Monday, September 26, 2011

New Quilt

Pinterest is addicting. I am going on a craft weekend at the end of October and I need to figure out what I'm doing for Christmas gifts, so I've spent far too much time on Pinterest lately. I came across this A.MA.ZING chenille quilt and had to make one. Right away. Seriously, it's like this quilt is made with crack and somehow it came out of my computer monitor and sucked me right in. The day I saw it I went to the store & bought fabric, layered it & squared it up. 10 rows were sewn that day.

When my son came home from work that night, we had this conversation:
Micah: What are you making now mom?
Me: I saw the COOLEST quilt EVER on a blog today and I have to make one right now!
Micah: Really? The coolest one EVER?
Me: Yes! Wait til you see it! It's chenille you make by layering flannel... (I went on and Micah's eyes kind of glazed over. Read the blog post at Aesthetic Nest - all credit to her!
Micah: Great mom. Don't stay up too late. (They know me so well!)

That was Thursday. Friday night I finished the quilting on over half the quilt, Saturday night I finished the quilting, cut the chenille strips, rounded the corners (my first rounded corners ever!) and bound it. I also added a funky little zip-zag on the binding. Thursday night - Saturday night: Quilt - done! Here's my photo log, not a tutorial, but includes any hints or ways I did it that may (or may not) vary from the inspiring blog post.

Background fabric. It's a really fine textured corduroy that I thought could possibly be girl or boy material. (I know it's flowers, but the blue and red are really prominent and until you get close you don't really see that they are flowers.)
Had to roll and fold the material to get it through the machine.
168 lines of quilting. I counted.
The inspiring blog post says it takes a long time and I thought, "It can't take that long, it's only about 45" square." Well, it does take that long. I probably spent 3-4 hours quilting this sucker. Of course a bunch of that time is refolding the material. Oh! And redoing a line when your bobbin thread runs out. (Don't you hate that!?!) Keep your eye on your bobbin! I always forget to look, or think I can do just one more line - and then forget to change it! I used a spool and a half of thread, part of that being 5 full bobbins.

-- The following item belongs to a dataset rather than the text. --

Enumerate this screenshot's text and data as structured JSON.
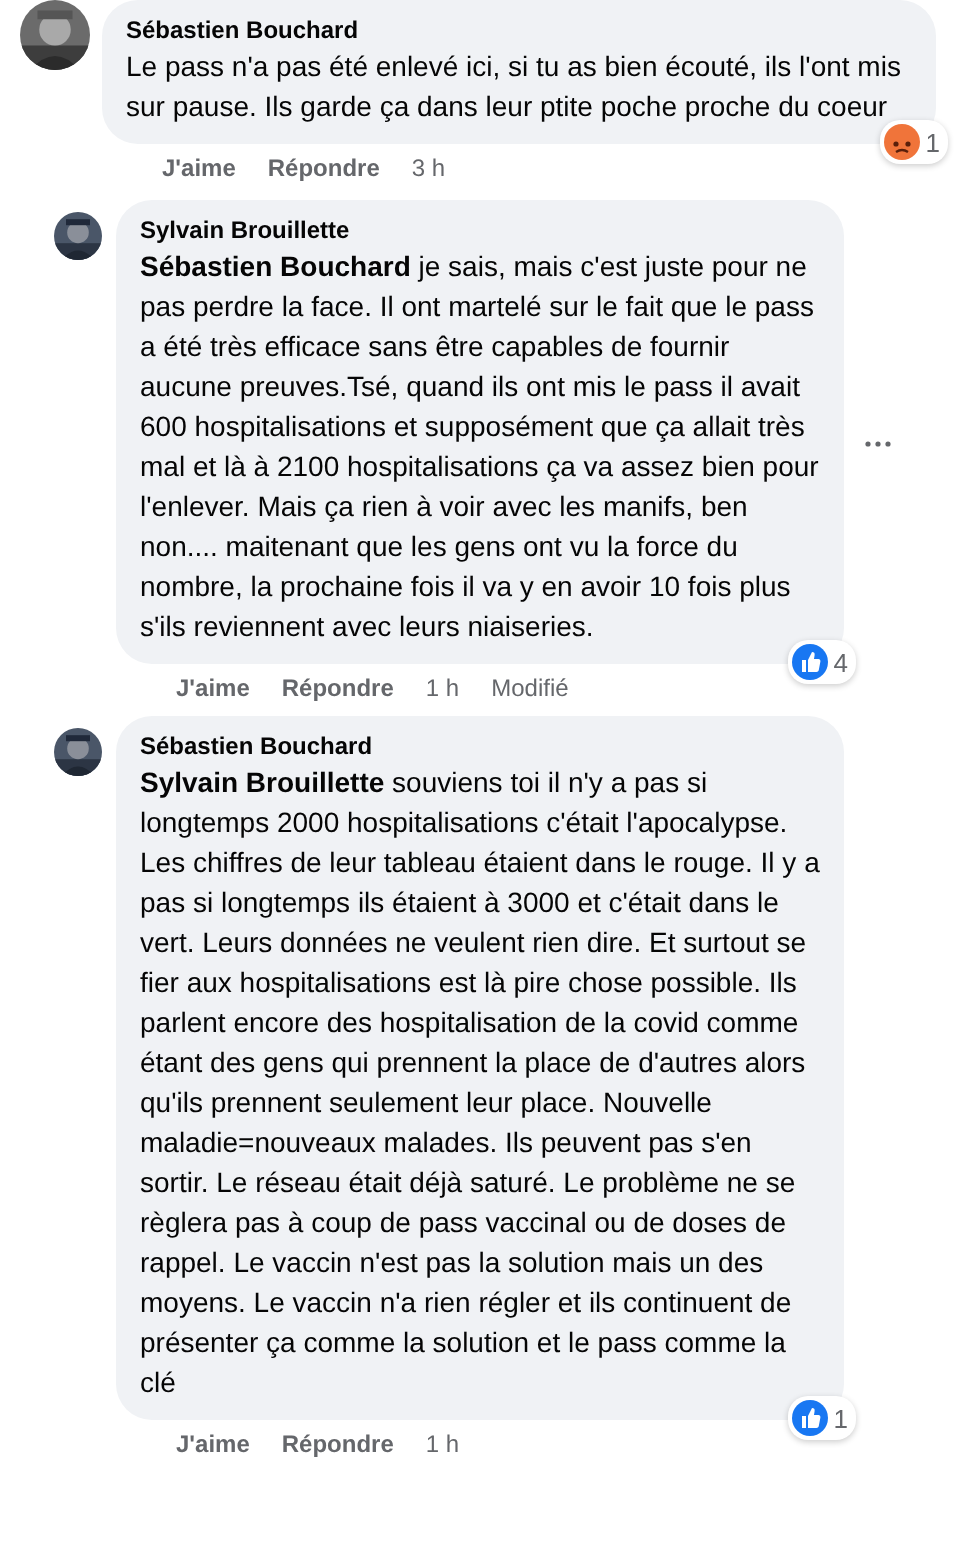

Cutting through 3 layers only, leaving the back layer whole. I don't know how people do it without the Olfa Chenille Cutter! That's a lot of cutting!
My hint for this tool is to actually follow the size gauge. (I know - why wouldn't you do that in the first place?) The guides on each of the 4 sizes looked a little too big for the 1/2 inch rows I was doing, but it's SUPPOSED to be a little bit big so it spits the row. So trust the sizing guide. Also, make your cuts while the quilt is laying on a flat surface to keep the line uniform. I have a couple rows that I am unhappy with the way they were cut, but it's totally user error, and I'm considering ripping out those rows and fixing them. (Would anyone but me notice them? And can I get over it? I'll probably re-do them!)
Rounding corners.
Binding, pre-wash.
Rounded corner binding, post-wash.
My chenille layers were a white backed red on the bottom, followed by a teal that matched the back, and then the cornflower blue.
Don't you love how it gets all wavy and soft looking when it's been washed?
It looks so interesting you just have to touch it.
I love how soft and pliable this quilt is! I'll definitely make more. 

I don't even know who's getting this quilt!

I think it costs a little more than a 'regular' baby quilt, you need 4+ pieces of material instead of 2 or 2 1/2 -ish needed for a quilt, but no batting, no piecing... I'm going to try to pick up neutral colored flannel sheets from yard sales to supplement new material costs.


  1. Nicely done! Thank you so much for sharing it with me.

  2. How inspiring! Have you made chenille clothing? I'm about to sew up a Very lg red chenille top with a fuzzy light grey bottom. I'm wondering what to do with the edges after the top and lining are put together. I don't think I need more detail, but I don't know whether just the lining sewn to the top would look finished.